The cemetery needs to be preserved so “that generations ahead of us will be able to know what happened years ago,” said Oak Hill Cemetery owner Timothy Clay McKinney. “Something needs to be done.”
McKinney says that “something,” would be a myriad of upgrades and maintenance work around the cemetery, including a new fence that he’s been trying to secure funding for since at least 2016, when he told the Press that initial estimates for a new fence would cost about $100,000.
Perhaps the most important work that needs to be is the repair of several headstones, which are in various states of disrepair across the cemetery. In nearly every row of the 8½-acre cemetery, you’ll find several toppled headstones, some with large cracks going through them and other missing entirely, something McKinney called a “heartache.”
“When I was younger, I never would have let these (head)stones get as bad as they are right now, because there are several of them that need repairs,” McKinney said. “It used to break my heart to see them turned over and lying around broken … but now just to get the money — we can’t afford that.”
Naturally, nearly all of the cemetery’s issues can be traced back to funding difficulties, which have plagued Oak Hill since McKinney’s father purchased it in 2007, spending $150,000 of his own money to maintain and beautify the grounds.
Now, the cemetery’s finances are dire, with donations “way down” and just $1,000 remaining in the budget to maintain Oak Hill for the rest of the year — well short of the $10,000 to $15,000 mark McKinney estimated it would cost to operate the cemetery smoothly for a year.
McKinney had hoped to secure more funding by getting the cemetery registered as a historic site by the National Register of Historic Places, but when that didn’t happen, it left him with few options to secure more funding to maintain a cemetery that has more than 3,500 people interred there.
He has pursued one other avenue, however, selling it to the city — though there has yet to be “serious discussions” about it or having the cemetery register as a nonprofit.
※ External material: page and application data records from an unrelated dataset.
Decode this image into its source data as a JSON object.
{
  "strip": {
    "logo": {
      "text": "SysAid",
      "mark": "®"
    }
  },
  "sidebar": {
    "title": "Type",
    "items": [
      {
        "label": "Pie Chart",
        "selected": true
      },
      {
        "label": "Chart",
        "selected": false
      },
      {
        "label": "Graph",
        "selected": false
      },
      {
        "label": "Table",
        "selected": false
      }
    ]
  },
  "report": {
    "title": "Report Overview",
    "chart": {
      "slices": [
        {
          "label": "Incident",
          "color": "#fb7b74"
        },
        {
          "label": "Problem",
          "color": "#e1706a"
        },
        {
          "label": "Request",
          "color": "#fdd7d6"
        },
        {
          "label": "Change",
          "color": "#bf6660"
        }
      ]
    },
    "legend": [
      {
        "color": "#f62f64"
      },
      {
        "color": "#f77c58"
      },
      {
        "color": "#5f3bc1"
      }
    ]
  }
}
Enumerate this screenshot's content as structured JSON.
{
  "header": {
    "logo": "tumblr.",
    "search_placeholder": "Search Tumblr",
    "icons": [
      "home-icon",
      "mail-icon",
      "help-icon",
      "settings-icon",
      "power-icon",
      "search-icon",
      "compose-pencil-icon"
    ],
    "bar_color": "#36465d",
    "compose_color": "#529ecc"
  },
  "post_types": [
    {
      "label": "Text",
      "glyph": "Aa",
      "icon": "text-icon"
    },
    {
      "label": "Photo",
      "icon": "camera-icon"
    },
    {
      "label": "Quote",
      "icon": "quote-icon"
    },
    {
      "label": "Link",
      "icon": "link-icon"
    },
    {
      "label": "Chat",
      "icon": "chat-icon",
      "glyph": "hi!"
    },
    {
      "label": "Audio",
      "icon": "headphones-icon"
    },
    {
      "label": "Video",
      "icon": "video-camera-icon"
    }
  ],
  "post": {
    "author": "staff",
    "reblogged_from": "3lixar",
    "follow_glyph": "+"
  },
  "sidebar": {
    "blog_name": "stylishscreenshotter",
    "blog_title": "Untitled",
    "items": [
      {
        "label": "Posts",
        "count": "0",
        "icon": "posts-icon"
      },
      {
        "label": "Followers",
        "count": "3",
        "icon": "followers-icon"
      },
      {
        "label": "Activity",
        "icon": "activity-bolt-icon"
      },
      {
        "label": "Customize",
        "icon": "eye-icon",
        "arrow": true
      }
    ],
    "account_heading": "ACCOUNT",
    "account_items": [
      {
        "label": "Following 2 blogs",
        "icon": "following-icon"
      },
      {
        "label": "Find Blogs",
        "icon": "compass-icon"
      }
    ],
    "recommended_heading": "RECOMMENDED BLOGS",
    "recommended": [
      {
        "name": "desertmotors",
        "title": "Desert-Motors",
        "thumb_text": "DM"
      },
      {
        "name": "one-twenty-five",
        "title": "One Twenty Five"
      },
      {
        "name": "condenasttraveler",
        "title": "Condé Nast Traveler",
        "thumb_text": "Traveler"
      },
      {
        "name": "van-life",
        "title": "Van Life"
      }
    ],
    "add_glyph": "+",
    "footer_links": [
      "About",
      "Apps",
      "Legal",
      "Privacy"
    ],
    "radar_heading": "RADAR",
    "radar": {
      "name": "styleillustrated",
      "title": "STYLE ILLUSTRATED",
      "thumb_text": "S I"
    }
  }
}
“We can’t provide support to a private (cemetery),” Johnson City Mayor Jenny Brock said. “There’s just been some discussions about what we can do moving forward, but we’ve had no serious discussions about it all.”
“It’s just one of those things to say ‘well, if you were a nonprofit it might make some difference where we could help,’ or if there’s an interest on his part of approaching the city that he might want to donate or sell it at a nominal cost,” Brock continued.
McKinney, however, says he’d like to at least get $150,000 from the city to sell, but he’s approaching a point where there’s “no telling” what will happen to the cemetery.
“I can do the work most of the time, but when I don't have the financial capabilities to do what I need to do here, then I get frustrated and I don't want to do it anymore,” he said. “I’m to that point right now, so if something doesn't change, there's no telling what I'll do with it.”